Carpenter ants can chew through the strongest studs and stringers in a house as they hollow the wooden beams out for nesting. The resulting damage can weaken the home's structural support and require expensive repairs. Professional pest control workers can remove a colony of ants, but the best practice for homeowners is to learn the best ways to keep out an ant colony and prevent the problem before it begins.
As the weather cools, you'll probably see fewer pests than you did during the warmer months, but that doesn't mean they're all gone just yet. Some insects can actually come out in full force during the autumn, while others might seek refuge in your warm home. Here are some key tips to keep in mind as fall gets underway:
As the middle of summer approaches, you need to be vigilant about keeping your garden free of pests. Many insects breed during the summertime, which means they're on the lookout for great places to lay their eggs. For many bugs, that means near a source of food. In fact, some species of insects will lay their eggs inside budding vegetables and fruit so their larvae have something to eat as soon as they hatch.
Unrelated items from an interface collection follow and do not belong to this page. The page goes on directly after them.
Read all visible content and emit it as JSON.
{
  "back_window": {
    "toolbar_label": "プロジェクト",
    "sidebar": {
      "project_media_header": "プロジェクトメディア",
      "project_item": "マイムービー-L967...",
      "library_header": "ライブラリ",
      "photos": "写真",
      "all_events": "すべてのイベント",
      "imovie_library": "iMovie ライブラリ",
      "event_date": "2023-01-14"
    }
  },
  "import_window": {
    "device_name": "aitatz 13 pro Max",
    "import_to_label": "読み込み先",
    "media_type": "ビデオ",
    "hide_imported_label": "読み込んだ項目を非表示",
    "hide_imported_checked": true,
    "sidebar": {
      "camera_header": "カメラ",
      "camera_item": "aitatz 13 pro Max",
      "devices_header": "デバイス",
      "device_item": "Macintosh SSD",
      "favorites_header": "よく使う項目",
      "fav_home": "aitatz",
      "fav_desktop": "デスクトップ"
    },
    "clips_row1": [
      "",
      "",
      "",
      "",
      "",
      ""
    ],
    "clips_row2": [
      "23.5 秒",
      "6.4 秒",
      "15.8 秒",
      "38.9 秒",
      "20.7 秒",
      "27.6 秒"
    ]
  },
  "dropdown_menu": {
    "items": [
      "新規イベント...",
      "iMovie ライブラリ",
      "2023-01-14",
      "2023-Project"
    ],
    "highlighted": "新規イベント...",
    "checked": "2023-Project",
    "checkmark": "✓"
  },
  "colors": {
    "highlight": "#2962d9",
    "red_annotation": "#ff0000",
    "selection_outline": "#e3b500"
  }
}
That's why you have to keep harmful bugs out without damaging the bugs that could help you, such as bumble bees.
You might have noticed that, with the exception of the kitchen, you find more pests in your bathroom than in the rest of your home. This is because insects and rodents see the bathroom as a convenient watering hole. Pests love leaky pipes and standing water because these offer them a hydrating oasis in the otherwise dry biome that is your house or apartment. And if your bathroom develops mold, all the better for pests, who may eat fungus or use it to lay their eggs.
The kitchen is largest gathering place for pests in a residential home. The reason is simple: pests can grab a bite to eat and take a sip of water while they're here. And when they find such a bountiful place, they will return home to their nests and report the finding - before you know it, your whole pantry is a buffet for ants! The problem could get even worse if a piece of food falls somewhere and begins to rot. Similarly, fruit and vegetables you bring into your home may be harboring unseen pests waiting to hatch.